Even though ATVs and other off-road vehicles are often not legally permitted on roads and highways, many outdoor enthusiasts make the mistake of considering ATVs the same as cars. However, ATV law is extremely complicated, and ATVs are not registered the same way cars are. In fact, if you are an uninsured driver, you may face significant difficulties after an ATV accident. This is especially true if you collide with a car on a New Mexico street.
New Mexico sets out specific laws for the use and registration of off-highway motor vehicles, or OHVs. Technically ATVs and other OHVs should not be operated by an unlicensed, uninsured driver, or by underage drivers without specific motorcycle or driver’s permits. However, many people ignore this and use OHVs as recreational vehicles or farm vehicles, often allowing unlicensed, uninsured or underage drivers to use them without supervision. If you should get into an accident under these conditions, you may have little recourse for recovery of personal inijury.

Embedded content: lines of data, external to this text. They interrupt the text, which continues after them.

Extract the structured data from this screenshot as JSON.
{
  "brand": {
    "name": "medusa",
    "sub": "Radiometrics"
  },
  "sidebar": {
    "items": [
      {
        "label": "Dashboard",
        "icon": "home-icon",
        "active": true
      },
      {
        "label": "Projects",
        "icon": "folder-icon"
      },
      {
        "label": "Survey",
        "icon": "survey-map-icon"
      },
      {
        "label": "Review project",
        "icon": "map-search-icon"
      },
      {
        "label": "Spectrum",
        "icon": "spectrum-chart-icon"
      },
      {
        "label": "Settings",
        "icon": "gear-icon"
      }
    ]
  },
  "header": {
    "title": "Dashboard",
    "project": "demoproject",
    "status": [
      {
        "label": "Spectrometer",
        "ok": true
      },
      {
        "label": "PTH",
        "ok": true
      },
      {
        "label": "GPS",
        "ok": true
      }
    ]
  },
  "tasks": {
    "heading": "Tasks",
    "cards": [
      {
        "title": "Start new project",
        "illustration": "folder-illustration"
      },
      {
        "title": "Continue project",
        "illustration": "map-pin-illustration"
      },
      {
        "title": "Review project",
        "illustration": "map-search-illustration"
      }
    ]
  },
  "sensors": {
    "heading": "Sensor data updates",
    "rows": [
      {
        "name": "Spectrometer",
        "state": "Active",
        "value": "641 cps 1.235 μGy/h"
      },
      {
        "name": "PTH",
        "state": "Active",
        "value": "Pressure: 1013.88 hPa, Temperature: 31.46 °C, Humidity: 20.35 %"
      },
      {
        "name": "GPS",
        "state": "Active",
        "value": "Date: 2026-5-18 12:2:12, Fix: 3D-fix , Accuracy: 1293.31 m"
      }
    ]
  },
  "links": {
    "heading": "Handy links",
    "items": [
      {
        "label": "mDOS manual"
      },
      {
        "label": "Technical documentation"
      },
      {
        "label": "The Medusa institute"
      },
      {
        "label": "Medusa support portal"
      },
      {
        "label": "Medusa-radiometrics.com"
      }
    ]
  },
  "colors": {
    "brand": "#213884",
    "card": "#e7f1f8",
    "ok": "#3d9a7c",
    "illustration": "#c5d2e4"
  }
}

Even more, if that accident involves a collision with a motor vehicle on or near public streets, you may face fines and penalties for violating OHV law. Driving an OHV on or near public roads is immensely dangerous, and can result in significant or catastrophic injury in the event of a motor vehicle collision when OHVs do not offer as much coverage, protection, or impact cushioning as typically much larger motor vehicles.
This blog post is for informational purposes only, and should not be construed as legal advice.